Defined by Wikipedia as “the treatment and care of injured, orphaned, or sick wild animals so that they can be released back to the wild”, wildlife rehabilitation is so much more than could possibly be conveyed by these few little words. It’s the never-ending, gruelling struggle to reverse the effects of man, be it commercial fishing affecting marine life, poaching of wild animals with the intent to feed the shady and illegal exotic pet trade, or just the unfortunate but all to common result of an ever-growing urban sprawl, pushing wildlife into ever smaller areas in which to fend for themselves. It’s the kind of work that requires real devotion, a dogged-mindedness, patience and a whole lot of strength, of both the physical and the emotional kind.
There are countless individuals and groups all over the world working in wildlife rehabilitation. Through the daily struggle to help save the species that have become endangered through the heedless actions of humans, they stand as the last guardians between life – and extinction. Their work is mostly un-sung and un-rewarded, save for the palpable results of their ceaseless efforts – the successful release back into the wild of rehabilitated animals.
The key word here is successful. To release a rehabilitated animal back into the wild before it is ready is to doom it to a certain death. Rehabilitation therefore, is a long and slow process to not just care for the physical health of an injured animal, but also to provide the means for it to re-learn the ways of the wild, so that once it is released, it will continue to care for itself the way nature intended – despite being reared in captivity – cared for by humans.
Global Nomadic volunteers are playing a central role in the successful rehabilitation and release of endangered primates in Belize. It’s a life-changing experience – not just for the confiscated pet monkeys that are brought back to health and taught the skills they need for life back in the wild where they belong, but also for the volunteers themselves: for many it results in a career change to conservation, as volunteers find their calling in life.

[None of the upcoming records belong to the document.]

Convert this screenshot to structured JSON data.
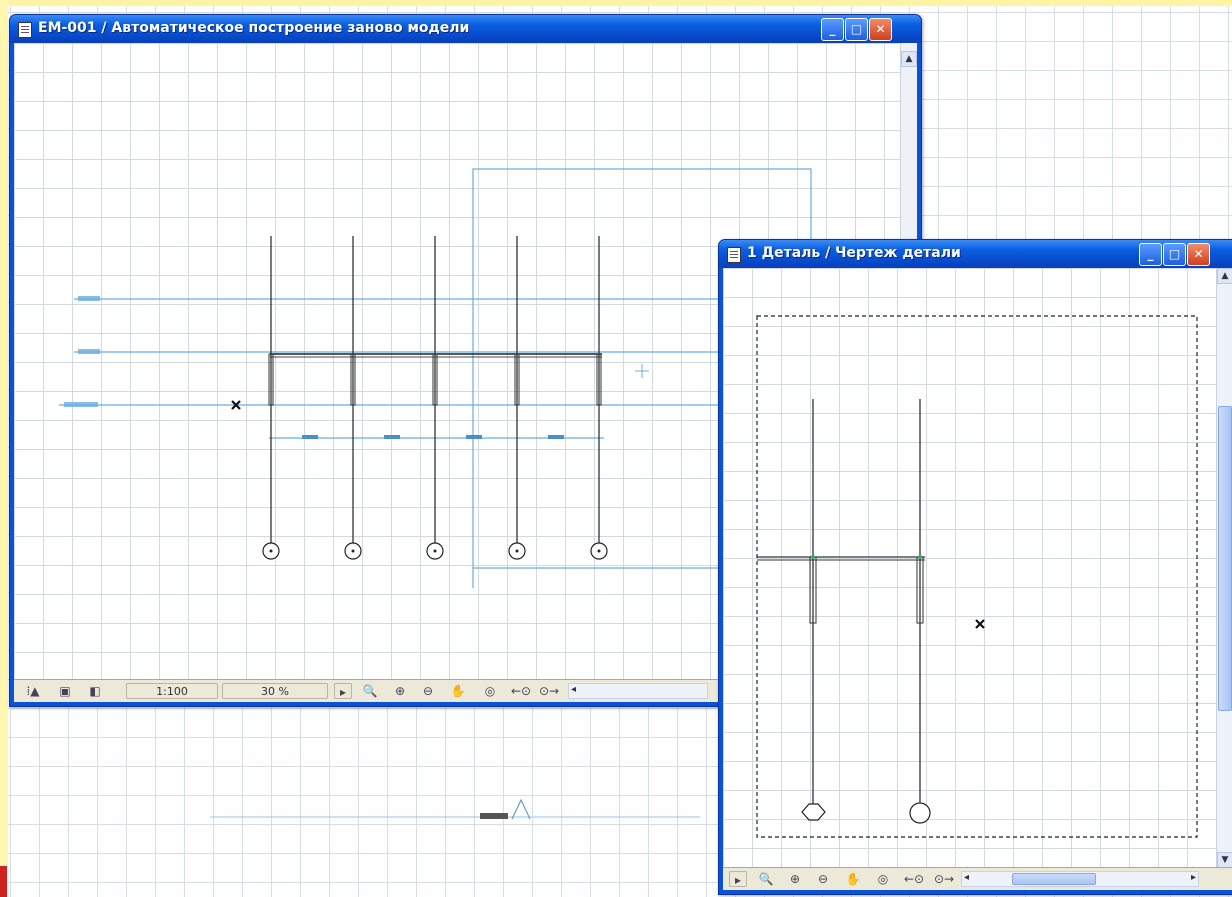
{
  "windows": {
    "main": {
      "title": "EM-001  / Автоматическое построение заново модели",
      "controls": {
        "minimize": "_",
        "maximize": "□",
        "close": "✕"
      },
      "status": {
        "scale": "1:100",
        "zoom": "30 %"
      },
      "icons": [
        "mark-icon",
        "preview-icon",
        "layer-icon",
        "arrow-right-icon",
        "zoom-in-out-icon",
        "zoom-in-icon",
        "zoom-out-icon",
        "pan-hand-icon",
        "fit-in-window-icon",
        "previous-zoom-icon",
        "next-zoom-icon",
        "scroll-left-icon"
      ]
    },
    "detail": {
      "title": "1 Деталь / Чертеж детали",
      "controls": {
        "minimize": "_",
        "maximize": "□",
        "close": "✕"
      },
      "icons": [
        "arrow-right-icon",
        "zoom-in-out-icon",
        "zoom-in-icon",
        "zoom-out-icon",
        "pan-hand-icon",
        "fit-in-window-icon",
        "previous-zoom-icon",
        "next-zoom-icon",
        "scroll-left-icon",
        "scroll-right-icon"
      ]
    }
  },
  "colors": {
    "title_bar": "#0a5ee0",
    "accent_line": "#6aaee0",
    "band": "#fff3a8"
  }
}
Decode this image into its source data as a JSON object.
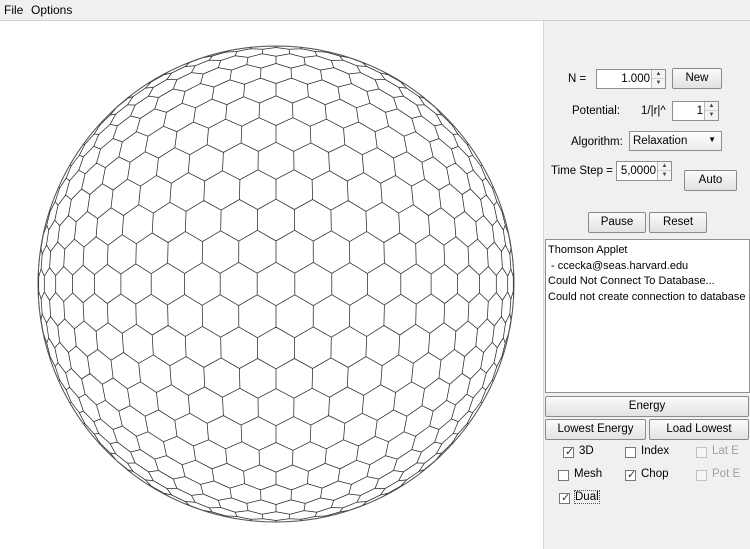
{
  "menu": {
    "file": "File",
    "options": "Options"
  },
  "controls": {
    "n_label": "N =",
    "n_value": "1.000",
    "new_label": "New",
    "potential_label": "Potential:",
    "potential_formula": "1/|r|^",
    "potential_exponent": "1",
    "algorithm_label": "Algorithm:",
    "algorithm_value": "Relaxation",
    "timestep_label": "Time Step =",
    "timestep_value": "5,0000",
    "auto_label": "Auto",
    "pause_label": "Pause",
    "reset_label": "Reset"
  },
  "console": {
    "lines": [
      "Thomson Applet",
      " - ccecka@seas.harvard.edu",
      "Could Not Connect To Database...",
      "Could not create connection to database s"
    ]
  },
  "buttons": {
    "energy": "Energy",
    "lowest_energy": "Lowest Energy",
    "load_lowest": "Load Lowest"
  },
  "checkboxes": {
    "three_d": {
      "label": "3D",
      "checked": true,
      "enabled": true
    },
    "index": {
      "label": "Index",
      "checked": false,
      "enabled": true
    },
    "lat_e": {
      "label": "Lat E",
      "checked": false,
      "enabled": false
    },
    "mesh": {
      "label": "Mesh",
      "checked": false,
      "enabled": true
    },
    "chop": {
      "label": "Chop",
      "checked": true,
      "enabled": true
    },
    "pot_e": {
      "label": "Pot E",
      "checked": false,
      "enabled": false
    },
    "dual": {
      "label": "Dual",
      "checked": true,
      "enabled": true
    }
  },
  "colors": {
    "panel_bg": "#f0f0f0",
    "mesh_stroke": "#2a2a2a",
    "disabled_text": "#a0a0a0"
  },
  "icons": {
    "spinner_up": "triangle-up",
    "spinner_down": "triangle-down",
    "select_arrow": "triangle-down",
    "check": "check-mark"
  }
}
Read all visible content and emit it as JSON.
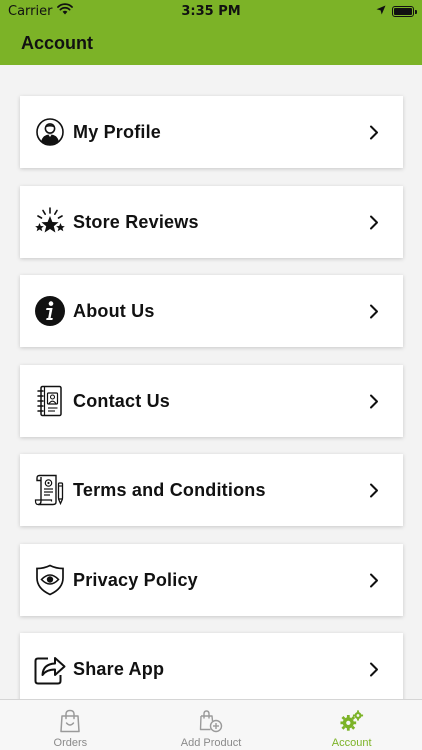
{
  "status_bar": {
    "carrier": "Carrier",
    "time": "3:35 PM",
    "icons": [
      "wifi-icon",
      "location-arrow-icon",
      "battery-icon"
    ]
  },
  "header": {
    "title": "Account",
    "color": "#7cb327"
  },
  "menu": {
    "items": [
      {
        "label": "My Profile",
        "icon": "user-profile-icon"
      },
      {
        "label": "Store Reviews",
        "icon": "stars-review-icon"
      },
      {
        "label": "About Us",
        "icon": "info-icon"
      },
      {
        "label": "Contact Us",
        "icon": "address-book-icon"
      },
      {
        "label": "Terms and Conditions",
        "icon": "document-certificate-icon"
      },
      {
        "label": "Privacy Policy",
        "icon": "shield-eye-icon"
      },
      {
        "label": "Share App",
        "icon": "share-icon"
      }
    ],
    "chevron_icon": "chevron-right-icon"
  },
  "tab_bar": {
    "tabs": [
      {
        "label": "Orders",
        "icon": "shopping-bag-icon",
        "active": false
      },
      {
        "label": "Add Product",
        "icon": "add-product-icon",
        "active": false
      },
      {
        "label": "Account",
        "icon": "gears-icon",
        "active": true
      }
    ],
    "active_color": "#7cb327",
    "inactive_color": "#8a8a8a"
  }
}
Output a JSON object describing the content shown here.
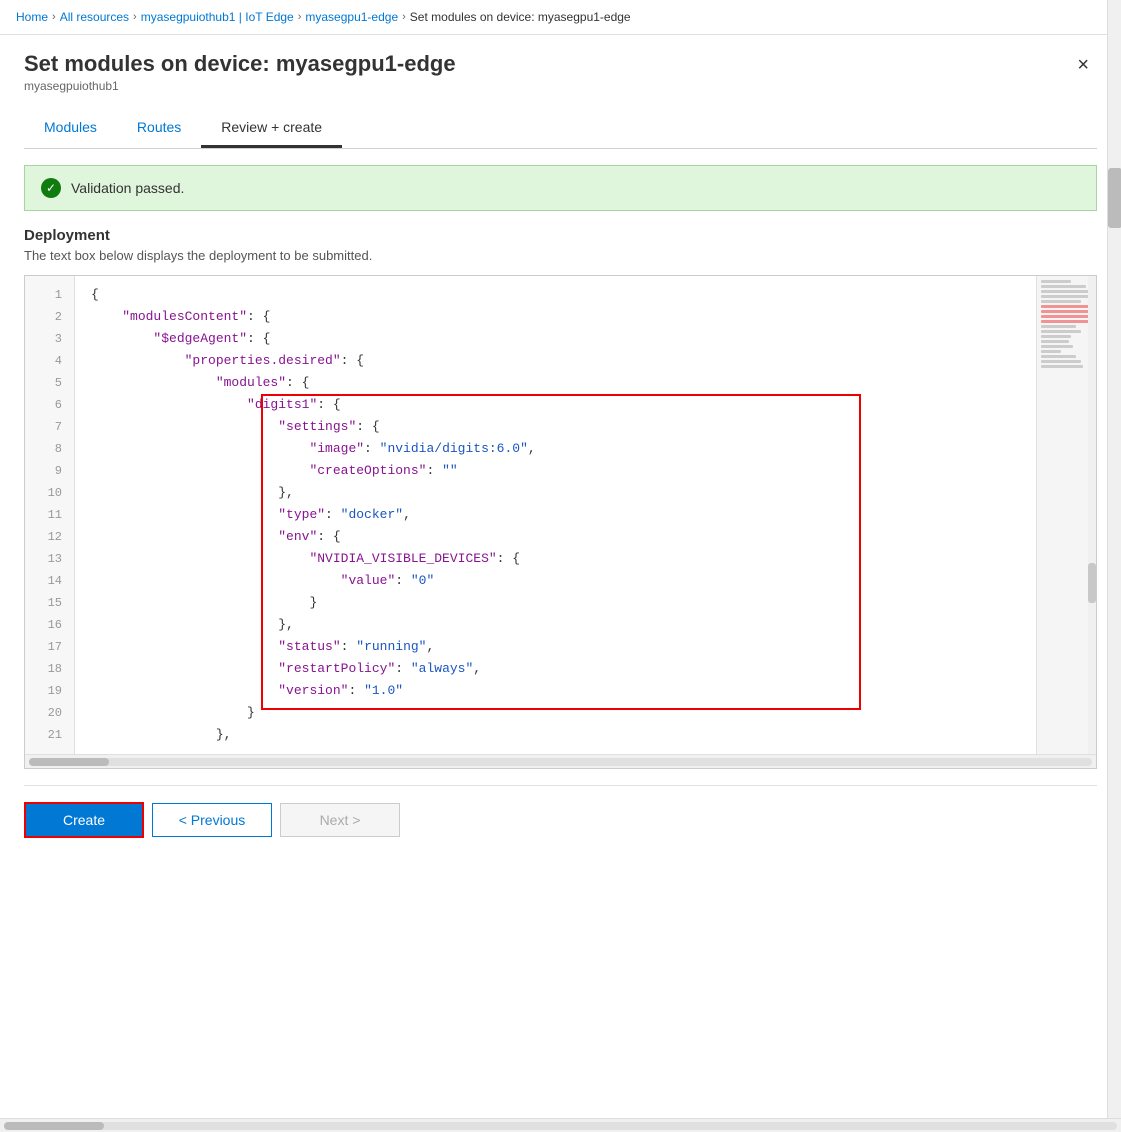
{
  "breadcrumb": {
    "home": "Home",
    "allResources": "All resources",
    "iothub": "myasegpuiothub1 | IoT Edge",
    "device": "myasegpu1-edge",
    "current": "Set modules on device: myasegpu1-edge"
  },
  "pageTitle": "Set modules on device: myasegpu1-edge",
  "pageSubtitle": "myasegpuiothub1",
  "closeButtonLabel": "×",
  "tabs": [
    {
      "id": "modules",
      "label": "Modules",
      "active": false
    },
    {
      "id": "routes",
      "label": "Routes",
      "active": false
    },
    {
      "id": "review-create",
      "label": "Review + create",
      "active": true
    }
  ],
  "validation": {
    "text": "Validation passed."
  },
  "deployment": {
    "title": "Deployment",
    "description": "The text box below displays the deployment to be submitted."
  },
  "codeLines": [
    {
      "num": 1,
      "content": "{"
    },
    {
      "num": 2,
      "content": "    \"modulesContent\": {"
    },
    {
      "num": 3,
      "content": "        \"$edgeAgent\": {"
    },
    {
      "num": 4,
      "content": "            \"properties.desired\": {"
    },
    {
      "num": 5,
      "content": "                \"modules\": {"
    },
    {
      "num": 6,
      "content": "                    \"digits1\": {"
    },
    {
      "num": 7,
      "content": "                        \"settings\": {"
    },
    {
      "num": 8,
      "content": "                            \"image\": \"nvidia/digits:6.0\","
    },
    {
      "num": 9,
      "content": "                            \"createOptions\": \"\""
    },
    {
      "num": 10,
      "content": "                        },"
    },
    {
      "num": 11,
      "content": "                        \"type\": \"docker\","
    },
    {
      "num": 12,
      "content": "                        \"env\": {"
    },
    {
      "num": 13,
      "content": "                            \"NVIDIA_VISIBLE_DEVICES\": {"
    },
    {
      "num": 14,
      "content": "                                \"value\": \"0\""
    },
    {
      "num": 15,
      "content": "                            }"
    },
    {
      "num": 16,
      "content": "                        },"
    },
    {
      "num": 17,
      "content": "                        \"status\": \"running\","
    },
    {
      "num": 18,
      "content": "                        \"restartPolicy\": \"always\","
    },
    {
      "num": 19,
      "content": "                        \"version\": \"1.0\""
    },
    {
      "num": 20,
      "content": "                    }"
    },
    {
      "num": 21,
      "content": "                },"
    }
  ],
  "buttons": {
    "create": "Create",
    "previous": "< Previous",
    "next": "Next >"
  },
  "colors": {
    "accent": "#0078d4",
    "validationGreen": "#dff6dd",
    "highlightRed": "#e00000"
  }
}
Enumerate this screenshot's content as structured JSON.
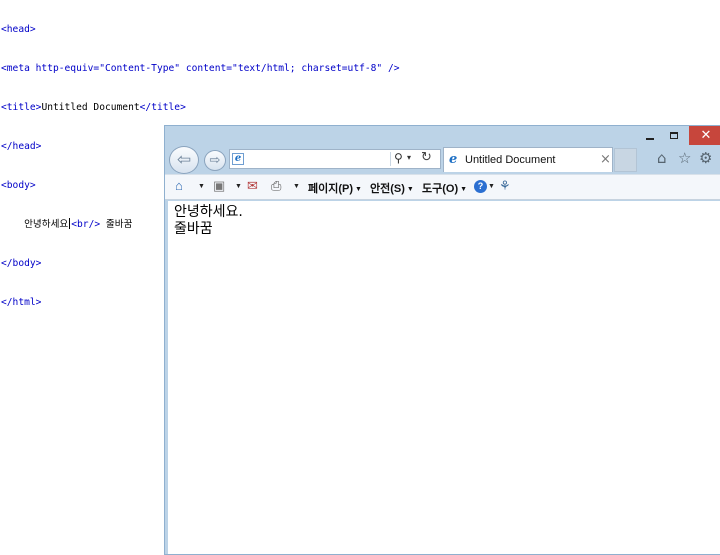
{
  "code": {
    "line1": "<head>",
    "line2": "<meta http-equiv=\"Content-Type\" content=\"text/html; charset=utf-8\" />",
    "line3_open": "<title>",
    "line3_text": "Untitled Document",
    "line3_close": "</title>",
    "line4": "</head>",
    "line5": "<body>",
    "line6_indent": "    ",
    "line6_text": "안녕하세요",
    "line6_tag": "<br/>",
    "line6_text2": "줄바꿈",
    "line7": "</body>",
    "line8": "</html>"
  },
  "browser": {
    "window_controls": {
      "minimize": "─",
      "maximize": "□",
      "close": "✕"
    },
    "address": {
      "value": "",
      "search_glyph": "⚲",
      "dropdown_glyph": "▾",
      "refresh_glyph": "↻"
    },
    "tab": {
      "title": "Untitled Document",
      "close_glyph": "×"
    },
    "command_bar": {
      "page_menu": "페이지(P)",
      "safety_menu": "안전(S)",
      "tools_menu": "도구(O)",
      "help_glyph": "?"
    },
    "page": {
      "line1": "안녕하세요.",
      "line2": "줄바꿈"
    }
  },
  "colors": {
    "tag_blue": "#0000c8",
    "window_frame": "#bcd3e7",
    "close_red": "#c7463c"
  }
}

Our Belize partner team was elated this week with news (and photos!) of the ultimate reward: the first wild-born babies from confiscated pet howler monkeys rehabilitated and released into the Fireburn Reserve! Since the day the parent’s parents were shot for their babies to be sold onto the illegal pet trade, these monkeys have shown remarkable resilience. Unlike many, they didn’t die in the first few months of captivity as pets – once confiscated by the Government of Belize and placed in rehabilitation, they were nursed back to health, socialized into groups with other monkeys of similar age, bonded into troops, and given the opportunity to learn all the forest climbing and communication skills needed for life back in the wild. Belize’s Primate Rehabilitation Programme is achieving phenomenal successes – 97% of released, rehabilitated monkeys survive their first year back in the wild, and not only survive but thrive!
Successful wildlife rehabilitation doesn’t end with successful releases – it can’t truly be considered successful until the animals successfully reproduce in the wild and thereby re-join the gene pool. This week’s sightings and photos of the baby howler monkeys confirm that the enormous commitment of the Primate Rehabilitation Programme and its team of committed volunteers has paid off: not only have these endangered primates been successfully returned to the wild and become a successfully breeding population, they are also the core members of an ambitious species reintroduction effort – to re-establish the Yucatan black howler monkey in an area of its former range from which they were extirpated almost 70 years ago! Little wonder there was such elation with this week’s news, and no big surprise that so many volunteers extend their stay on the Programme and return a second, third and fourth time to continue playing such a central role in this incredibly rewarding work.
Sign up now to join this fascinating project and become a part of something truly special! You can also choose to help by donating funds for the construction of a new primate enclosure, helping even more monkeys on their way back to a life in the wild.